Given information:
========================================

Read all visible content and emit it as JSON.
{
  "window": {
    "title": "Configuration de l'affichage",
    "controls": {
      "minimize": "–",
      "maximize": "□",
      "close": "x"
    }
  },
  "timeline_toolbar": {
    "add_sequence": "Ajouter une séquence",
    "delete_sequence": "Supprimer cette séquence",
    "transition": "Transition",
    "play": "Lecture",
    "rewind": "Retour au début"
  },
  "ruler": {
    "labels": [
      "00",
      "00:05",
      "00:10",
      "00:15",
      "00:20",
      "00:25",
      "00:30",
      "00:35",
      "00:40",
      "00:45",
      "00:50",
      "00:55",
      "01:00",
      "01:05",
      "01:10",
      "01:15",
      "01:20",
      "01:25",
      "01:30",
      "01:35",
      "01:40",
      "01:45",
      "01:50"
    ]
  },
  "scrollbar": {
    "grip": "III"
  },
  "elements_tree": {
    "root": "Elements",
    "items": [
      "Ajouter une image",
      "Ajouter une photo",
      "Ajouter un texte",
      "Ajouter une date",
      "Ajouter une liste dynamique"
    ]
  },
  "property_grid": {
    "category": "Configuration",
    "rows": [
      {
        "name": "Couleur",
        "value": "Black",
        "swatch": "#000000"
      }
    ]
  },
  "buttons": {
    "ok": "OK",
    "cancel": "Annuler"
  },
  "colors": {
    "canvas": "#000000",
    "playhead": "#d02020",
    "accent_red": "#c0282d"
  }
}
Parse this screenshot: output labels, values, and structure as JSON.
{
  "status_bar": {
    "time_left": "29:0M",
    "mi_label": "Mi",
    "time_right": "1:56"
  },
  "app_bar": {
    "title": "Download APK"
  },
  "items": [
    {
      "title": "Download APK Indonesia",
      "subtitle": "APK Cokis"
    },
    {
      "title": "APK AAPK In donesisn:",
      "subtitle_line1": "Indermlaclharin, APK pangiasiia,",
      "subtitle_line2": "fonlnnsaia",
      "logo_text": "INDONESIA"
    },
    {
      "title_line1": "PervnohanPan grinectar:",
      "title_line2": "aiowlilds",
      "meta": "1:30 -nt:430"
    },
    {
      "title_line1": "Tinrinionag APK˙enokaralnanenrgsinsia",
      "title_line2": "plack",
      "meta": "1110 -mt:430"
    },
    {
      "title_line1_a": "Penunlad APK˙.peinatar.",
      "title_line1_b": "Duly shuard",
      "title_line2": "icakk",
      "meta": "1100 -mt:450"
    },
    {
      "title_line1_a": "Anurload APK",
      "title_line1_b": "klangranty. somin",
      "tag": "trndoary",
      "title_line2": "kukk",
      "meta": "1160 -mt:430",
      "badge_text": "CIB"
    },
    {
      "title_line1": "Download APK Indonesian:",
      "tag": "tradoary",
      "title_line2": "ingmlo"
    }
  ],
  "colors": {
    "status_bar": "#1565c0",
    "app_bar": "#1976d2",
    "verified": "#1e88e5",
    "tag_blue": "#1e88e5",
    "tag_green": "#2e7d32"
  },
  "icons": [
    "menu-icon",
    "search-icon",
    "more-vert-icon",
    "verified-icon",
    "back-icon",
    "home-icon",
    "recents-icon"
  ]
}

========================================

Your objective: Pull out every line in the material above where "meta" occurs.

Result for this exercise:
      "meta": "1:30 -nt:430"
      "meta": "1110 -mt:430"
      "meta": "1100 -mt:450"
      "meta": "1160 -mt:430",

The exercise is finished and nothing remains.